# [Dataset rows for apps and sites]
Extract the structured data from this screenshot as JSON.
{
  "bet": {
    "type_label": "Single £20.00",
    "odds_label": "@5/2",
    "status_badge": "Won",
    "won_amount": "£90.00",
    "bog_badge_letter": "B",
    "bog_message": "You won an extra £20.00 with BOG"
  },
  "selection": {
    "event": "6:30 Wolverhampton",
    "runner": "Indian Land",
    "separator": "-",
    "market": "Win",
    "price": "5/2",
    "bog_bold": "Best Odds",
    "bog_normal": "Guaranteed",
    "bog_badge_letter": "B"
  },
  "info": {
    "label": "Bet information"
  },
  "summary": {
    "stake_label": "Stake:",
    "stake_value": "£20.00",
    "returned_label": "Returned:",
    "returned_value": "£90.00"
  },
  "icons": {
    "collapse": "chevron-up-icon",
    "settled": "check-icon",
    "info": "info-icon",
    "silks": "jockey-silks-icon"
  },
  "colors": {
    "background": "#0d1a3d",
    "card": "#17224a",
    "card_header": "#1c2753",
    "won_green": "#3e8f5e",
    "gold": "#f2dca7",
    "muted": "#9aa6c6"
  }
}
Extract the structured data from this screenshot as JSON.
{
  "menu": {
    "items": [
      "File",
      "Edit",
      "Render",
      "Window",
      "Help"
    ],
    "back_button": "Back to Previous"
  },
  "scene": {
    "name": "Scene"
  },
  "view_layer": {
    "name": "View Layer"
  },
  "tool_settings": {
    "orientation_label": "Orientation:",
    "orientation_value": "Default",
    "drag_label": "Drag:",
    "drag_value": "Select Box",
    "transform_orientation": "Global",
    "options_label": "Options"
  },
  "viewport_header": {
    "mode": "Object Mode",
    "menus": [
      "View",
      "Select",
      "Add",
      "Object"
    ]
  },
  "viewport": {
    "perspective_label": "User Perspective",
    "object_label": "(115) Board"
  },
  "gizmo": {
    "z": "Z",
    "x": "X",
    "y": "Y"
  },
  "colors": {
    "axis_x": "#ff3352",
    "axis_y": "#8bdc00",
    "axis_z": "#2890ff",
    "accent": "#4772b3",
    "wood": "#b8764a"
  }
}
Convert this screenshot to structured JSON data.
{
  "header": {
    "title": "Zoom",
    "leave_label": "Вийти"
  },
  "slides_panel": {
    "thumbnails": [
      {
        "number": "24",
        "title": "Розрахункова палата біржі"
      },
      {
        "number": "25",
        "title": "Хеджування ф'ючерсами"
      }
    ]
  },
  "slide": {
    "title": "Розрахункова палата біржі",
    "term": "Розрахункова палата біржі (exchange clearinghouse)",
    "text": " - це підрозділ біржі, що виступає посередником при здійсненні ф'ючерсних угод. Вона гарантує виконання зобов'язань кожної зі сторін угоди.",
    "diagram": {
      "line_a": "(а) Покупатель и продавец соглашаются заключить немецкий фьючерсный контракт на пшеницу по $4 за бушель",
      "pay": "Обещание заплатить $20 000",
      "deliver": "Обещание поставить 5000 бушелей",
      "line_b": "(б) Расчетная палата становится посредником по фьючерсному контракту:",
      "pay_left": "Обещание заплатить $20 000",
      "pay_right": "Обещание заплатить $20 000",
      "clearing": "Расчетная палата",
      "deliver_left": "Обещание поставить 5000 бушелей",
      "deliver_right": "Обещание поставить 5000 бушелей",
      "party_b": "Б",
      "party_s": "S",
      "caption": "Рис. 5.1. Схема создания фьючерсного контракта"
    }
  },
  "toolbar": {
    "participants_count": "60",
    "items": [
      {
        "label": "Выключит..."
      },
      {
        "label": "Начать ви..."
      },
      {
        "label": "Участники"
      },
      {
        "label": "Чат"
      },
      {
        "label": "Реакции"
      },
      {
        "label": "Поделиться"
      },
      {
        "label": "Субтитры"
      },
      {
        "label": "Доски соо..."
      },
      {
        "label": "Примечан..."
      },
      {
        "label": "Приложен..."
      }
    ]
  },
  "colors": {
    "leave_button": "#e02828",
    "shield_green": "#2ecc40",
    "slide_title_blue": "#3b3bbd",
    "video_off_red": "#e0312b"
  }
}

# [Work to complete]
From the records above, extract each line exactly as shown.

# [Task solution]
Extract the structured data from this screenshot as JSON.
{
  "bet": {
    "type_label": "Single £20.00",
    "odds_label": "@5/2",
    "status_badge": "Won",
    "won_amount": "£90.00",
    "bog_badge_letter": "B",
    "bog_message": "You won an extra £20.00 with BOG"
  },
  "selection": {
    "event": "6:30 Wolverhampton",
    "runner": "Indian Land",
    "separator": "-",
    "market": "Win",
    "price": "5/2",
    "bog_bold": "Best Odds",
    "bog_normal": "Guaranteed",
    "bog_badge_letter": "B"
  },
  "info": {
    "label": "Bet information"
  },
  "summary": {
    "stake_label": "Stake:",
    "stake_value": "£20.00",
    "returned_label": "Returned:",
    "returned_value": "£90.00"
  },
  "icons": {
    "collapse": "chevron-up-icon",
    "settled": "check-icon",
    "info": "info-icon",
    "silks": "jockey-silks-icon"
  },
  "colors": {
    "background": "#0d1a3d",
    "card": "#17224a",
    "card_header": "#1c2753",
    "won_green": "#3e8f5e",
    "gold": "#f2dca7",
    "muted": "#9aa6c6"
  }
}
Extract the structured data from this screenshot as JSON.
{
  "menu": {
    "items": [
      "File",
      "Edit",
      "Render",
      "Window",
      "Help"
    ],
    "back_button": "Back to Previous"
  },
  "scene": {
    "name": "Scene"
  },
  "view_layer": {
    "name": "View Layer"
  },
  "tool_settings": {
    "orientation_label": "Orientation:",
    "orientation_value": "Default",
    "drag_label": "Drag:",
    "drag_value": "Select Box",
    "transform_orientation": "Global",
    "options_label": "Options"
  },
  "viewport_header": {
    "mode": "Object Mode",
    "menus": [
      "View",
      "Select",
      "Add",
      "Object"
    ]
  },
  "viewport": {
    "perspective_label": "User Perspective",
    "object_label": "(115) Board"
  },
  "gizmo": {
    "z": "Z",
    "x": "X",
    "y": "Y"
  },
  "colors": {
    "axis_x": "#ff3352",
    "axis_y": "#8bdc00",
    "axis_z": "#2890ff",
    "accent": "#4772b3",
    "wood": "#b8764a"
  }
}
Convert this screenshot to structured JSON data.
{
  "header": {
    "title": "Zoom",
    "leave_label": "Вийти"
  },
  "slides_panel": {
    "thumbnails": [
      {
        "number": "24",
        "title": "Розрахункова палата біржі"
      },
      {
        "number": "25",
        "title": "Хеджування ф'ючерсами"
      }
    ]
  },
  "slide": {
    "title": "Розрахункова палата біржі",
    "term": "Розрахункова палата біржі (exchange clearinghouse)",
    "text": " - це підрозділ біржі, що виступає посередником при здійсненні ф'ючерсних угод. Вона гарантує виконання зобов'язань кожної зі сторін угоди.",
    "diagram": {
      "line_a": "(а) Покупатель и продавец соглашаются заключить немецкий фьючерсный контракт на пшеницу по $4 за бушель",
      "pay": "Обещание заплатить $20 000",
      "deliver": "Обещание поставить 5000 бушелей",
      "line_b": "(б) Расчетная палата становится посредником по фьючерсному контракту:",
      "pay_left": "Обещание заплатить $20 000",
      "pay_right": "Обещание заплатить $20 000",
      "clearing": "Расчетная палата",
      "deliver_left": "Обещание поставить 5000 бушелей",
      "deliver_right": "Обещание поставить 5000 бушелей",
      "party_b": "Б",
      "party_s": "S",
      "caption": "Рис. 5.1. Схема создания фьючерсного контракта"
    }
  },
  "toolbar": {
    "participants_count": "60",
    "items": [
      {
        "label": "Выключит..."
      },
      {
        "label": "Начать ви..."
      },
      {
        "label": "Участники"
      },
      {
        "label": "Чат"
      },
      {
        "label": "Реакции"
      },
      {
        "label": "Поделиться"
      },
      {
        "label": "Субтитры"
      },
      {
        "label": "Доски соо..."
      },
      {
        "label": "Примечан..."
      },
      {
        "label": "Приложен..."
      }
    ]
  },
  "colors": {
    "leave_button": "#e02828",
    "shield_green": "#2ecc40",
    "slide_title_blue": "#3b3bbd",
    "video_off_red": "#e0312b"
  }
}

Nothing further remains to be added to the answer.